Given data –
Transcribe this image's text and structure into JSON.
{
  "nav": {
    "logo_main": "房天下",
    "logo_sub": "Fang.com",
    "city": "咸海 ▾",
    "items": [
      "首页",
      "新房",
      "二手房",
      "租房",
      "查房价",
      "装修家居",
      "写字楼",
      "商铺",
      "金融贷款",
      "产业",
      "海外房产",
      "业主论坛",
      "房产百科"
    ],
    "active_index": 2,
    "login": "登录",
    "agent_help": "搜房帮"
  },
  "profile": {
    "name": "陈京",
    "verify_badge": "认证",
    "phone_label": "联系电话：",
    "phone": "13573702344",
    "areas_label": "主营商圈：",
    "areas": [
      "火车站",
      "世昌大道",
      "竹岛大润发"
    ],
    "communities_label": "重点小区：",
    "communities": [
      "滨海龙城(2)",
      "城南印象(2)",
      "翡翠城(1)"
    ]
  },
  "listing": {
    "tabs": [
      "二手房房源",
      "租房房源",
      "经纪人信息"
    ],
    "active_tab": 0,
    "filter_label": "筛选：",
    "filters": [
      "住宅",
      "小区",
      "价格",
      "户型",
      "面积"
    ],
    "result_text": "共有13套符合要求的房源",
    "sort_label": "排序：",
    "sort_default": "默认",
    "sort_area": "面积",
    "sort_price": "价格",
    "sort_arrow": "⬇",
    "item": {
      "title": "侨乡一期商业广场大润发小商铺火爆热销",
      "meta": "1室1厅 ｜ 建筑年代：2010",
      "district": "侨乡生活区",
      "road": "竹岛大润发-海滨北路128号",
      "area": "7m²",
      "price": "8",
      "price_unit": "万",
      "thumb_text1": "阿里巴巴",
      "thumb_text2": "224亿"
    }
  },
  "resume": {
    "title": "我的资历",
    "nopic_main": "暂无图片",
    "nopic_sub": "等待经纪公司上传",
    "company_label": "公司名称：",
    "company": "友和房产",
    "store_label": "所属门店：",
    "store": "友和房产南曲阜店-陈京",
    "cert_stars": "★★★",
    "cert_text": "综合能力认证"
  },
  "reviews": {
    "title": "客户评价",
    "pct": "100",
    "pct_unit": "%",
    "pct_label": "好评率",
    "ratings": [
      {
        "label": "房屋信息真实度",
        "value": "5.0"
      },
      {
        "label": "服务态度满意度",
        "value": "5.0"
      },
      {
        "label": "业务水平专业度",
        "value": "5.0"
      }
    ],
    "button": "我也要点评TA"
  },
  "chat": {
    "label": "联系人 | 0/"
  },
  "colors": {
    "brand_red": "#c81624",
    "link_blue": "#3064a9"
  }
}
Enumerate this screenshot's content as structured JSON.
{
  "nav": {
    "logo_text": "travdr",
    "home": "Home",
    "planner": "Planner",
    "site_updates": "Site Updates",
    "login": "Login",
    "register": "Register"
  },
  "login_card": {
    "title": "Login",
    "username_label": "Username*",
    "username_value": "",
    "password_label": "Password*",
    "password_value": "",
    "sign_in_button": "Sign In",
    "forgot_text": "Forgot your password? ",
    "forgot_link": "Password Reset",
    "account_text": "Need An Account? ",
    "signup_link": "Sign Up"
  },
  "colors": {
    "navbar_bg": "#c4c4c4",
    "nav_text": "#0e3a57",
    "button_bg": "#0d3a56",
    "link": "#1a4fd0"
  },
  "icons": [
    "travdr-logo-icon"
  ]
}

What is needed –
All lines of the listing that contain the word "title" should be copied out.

Expected answer –
      "title": "侨乡一期商业广场大润发小商铺火爆热销",
    "title": "我的资历",
    "title": "客户评价",
    "title": "Login",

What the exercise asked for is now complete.